For the first time in a generation or more, the bicycle-repelling wall of dangerous or uncrossable streets surrounding Uptown and Seattle Center has sprung a leak.
The brand new, very green bike lanes on Mercer Street passing under Aurora Ave have finally open, at least for the month of May. This is the first time people on bikes have had a reasonable option for crossing the highway between Dexter and 5th Ave.
If it seems like I’m making a big deal about this, that’s because it is.
Uptown/Lower Queen Anne is a dense neighborhood within easy biking distance of many destinations, jobs and homes. It should be one of the bikiest neighborhoods in the entire city. But ever since Aurora was built into a freeway and Denny Way became the traffic-choked hell-street it is today, there has effectively been no easy or comfortable way to bike to or from the neighborhood.
Here’s what biking from Dexter to Seattle Center is like today:

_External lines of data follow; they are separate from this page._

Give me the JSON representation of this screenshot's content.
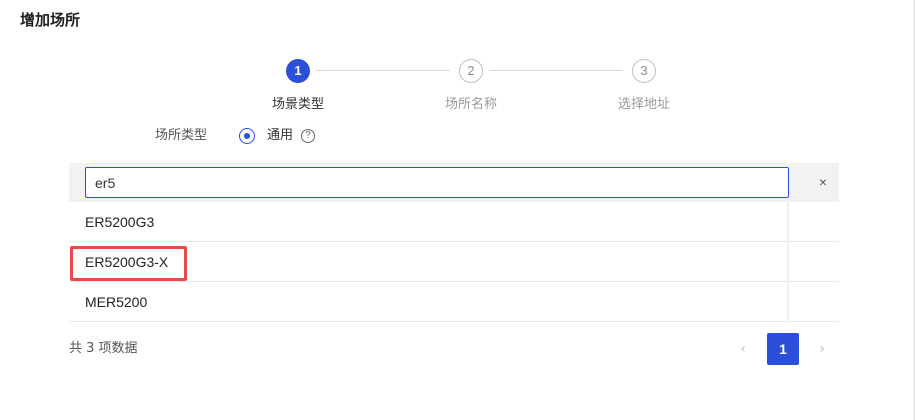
{
  "page": {
    "title": "增加场所"
  },
  "steps": [
    {
      "number": "1",
      "label": "场景类型",
      "state": "active"
    },
    {
      "number": "2",
      "label": "场所名称",
      "state": "idle"
    },
    {
      "number": "3",
      "label": "选择地址",
      "state": "idle"
    }
  ],
  "form": {
    "type_label": "场所类型",
    "radio_option": "通用",
    "help_glyph": "?"
  },
  "dropdown": {
    "search_value": "er5",
    "clear_glyph": "×",
    "items": [
      "ER5200G3",
      "ER5200G3-X",
      "MER5200"
    ],
    "highlighted_item": "ER5200G3-X"
  },
  "pagination": {
    "total_text": "共 3 项数据",
    "prev_glyph": "‹",
    "next_glyph": "›",
    "current_page": "1"
  },
  "colors": {
    "accent": "#2b4fd8",
    "highlight": "#e84a4a"
  }
}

But don’t get too used to the lanes just yet. The city says they will be open for May, but closed again for a couple weeks in June due to construction work under the bridge.
As major bike routes formed in other neighborhoods and even as nearby Dexter Ave became a bicycle thoroughfare, Uptown has remained severed from these routes. In fact, until work began on the new Mercer underpass, this was the previous option for people biking or walking to Uptown:
The new bike lane is just one small part of a $237 million car-focused remake of Mercer Street between Elliott Ave and I-5. The project also removed the foolish Broad Street project built in the middle of the 20th Century. Broad was supposed to connect to a never-built elevated freeway on Valley St, which would have walled off the city center from Lake Union.
The Mercer Corridor Project is ongoing, though the finish line is finally in view after half a decade of construction.
If the state ever finishes the SR-99 deep bore tunnel project, the new highway portal design will reconnect John, Thomas and Harrison Streets between Seattle Center and South Lake Union, further reopening the neighborhood to people walking and biking.
The bike lanes
The new bike lanes are short, but it’s a vital connection between Dexter and 5th Ave. The bike lanes are separated from busy car traffic by several feet of planted median and are also at a different elevation than the sidewalk, which will hopefully help keep people from walking in the bike lane and vice versa.
But they are far from perfect. Tune in tomorrow for some thoughts on where this high-budget roads project fails to complete bike route connections, and how it could be better.